The Oracle Open World held at San Francisco 2013 revealed quite a few developments in the world of technology. The hardware and software systems giant Oracle unveiled 10 services of the cloud that let the customers make the most of the enterprise capabilities. One of its new features includes the Oracle cloud marketplace which allows its customers to surf internet, analyze and buy business applications.
- Compute Cloud
- Java Cloud
- Mobile Cloud
- Object Storage Cloud
- Documents Cloud
- Database Backup Cloud
- Business Intelligence Cloud
- Database Cloud
- Billing and Revenue Management
Cloud These are the rest of the services from the Cloud Model.

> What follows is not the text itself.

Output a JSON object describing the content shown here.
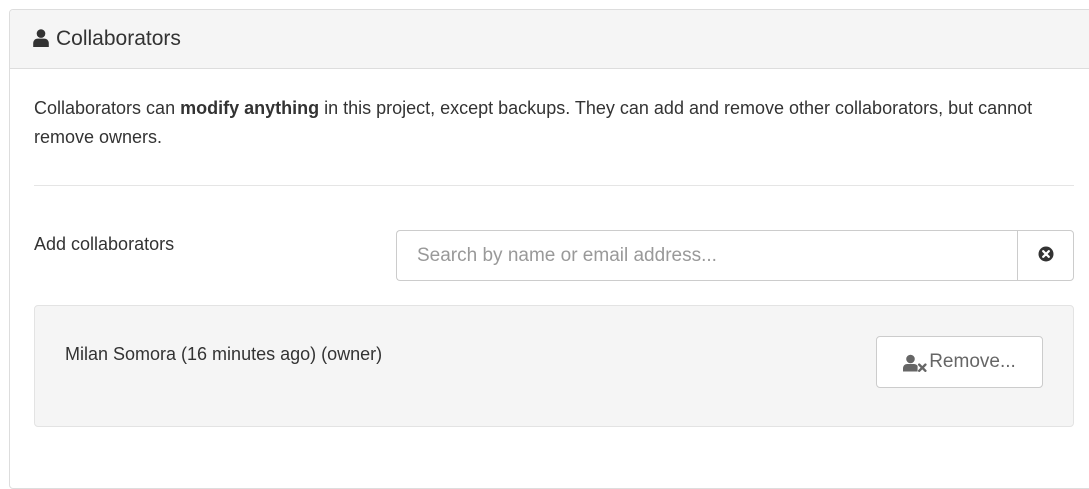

With a customer base of 10,000 companies, the Oracle Cloud takes care of as many as 18 billion transactions every day. All these services have been conceptualized and launched with an aim to offer innovate and reliable business applications to its customers. The developers have created mobile application programming interfaces to allow integration of their applications along with enterprise data and services. On the other hand, with Database Oracle the user can configure the volume of storage they require. While https://www.cialispascherfr24.com/cialis-pas-cher-france-normandie/ they do this, Oracle will handle the cloud database through a back up at night. If need be, it will manage the patches, updates of the software and maintenance services as well. The new Java Cloud functions on the basis of WebLogic Server clusters. The good news is that it can be modified with any Java application. This feature allows three alternatives of basic, maximum availability and managed on a monthly subscription basis. Just this sneak-peek into the whole gamut of Cloud services and as a user you already can feel the excitement.
August is a hot time and in Open Source there were several hot topics worth more than a mention on opensource.com. In all there were 47 articles with a total of 200000 page views in the month, a pointer to growing popularity of this platform.
When it come too hot topics of the month, Bringing Open Source Methodologies to Local Communities undoubtedly topped the list with huge public interest in the use of open source for community betterment. Education is another sector where open sector is covering ground, worthy of mention being Boston X and availability of guide to free and open source education. Programmable Robots are all the rage with students and Charlie Reisinger, IT Director for PennManor School District showcased how scratch and The Finch, a programmable robot ran on open source vgrmalaysia.net code.
Mention Cloud and open source is never far away, forming the backbone of many cloud services. Georg Greve came out with a wonderful guide on how to select a cloud service provider that is a must for business users and just as useful for individuals too.
A Red Hat Linux intern gave his unique take on Pulp, a platform that helps users manage content repositories with an accent on cloud providers and data security. It is worth a read.
When it came to page view five articles topped the list starting with A year of Linux Desktop at West cliff High School by stu Jarvis, KDE Marketing Working Group, with the highest at 9992. Afraid Someone Will Steal your Idea by Daniel Solis, Art Director and Game designer was next with 9113 views. Bryan Behrenshausen’s How to create an EBook the Open Source way was third with 5901 page view. Richard Fontana’s Post Open Source Software Licensing and Github had a somewhat lower score of 3683 at fourth position and Michael Tiemann’s Can there Be Open Source Music was fifth placed with 3657 page views.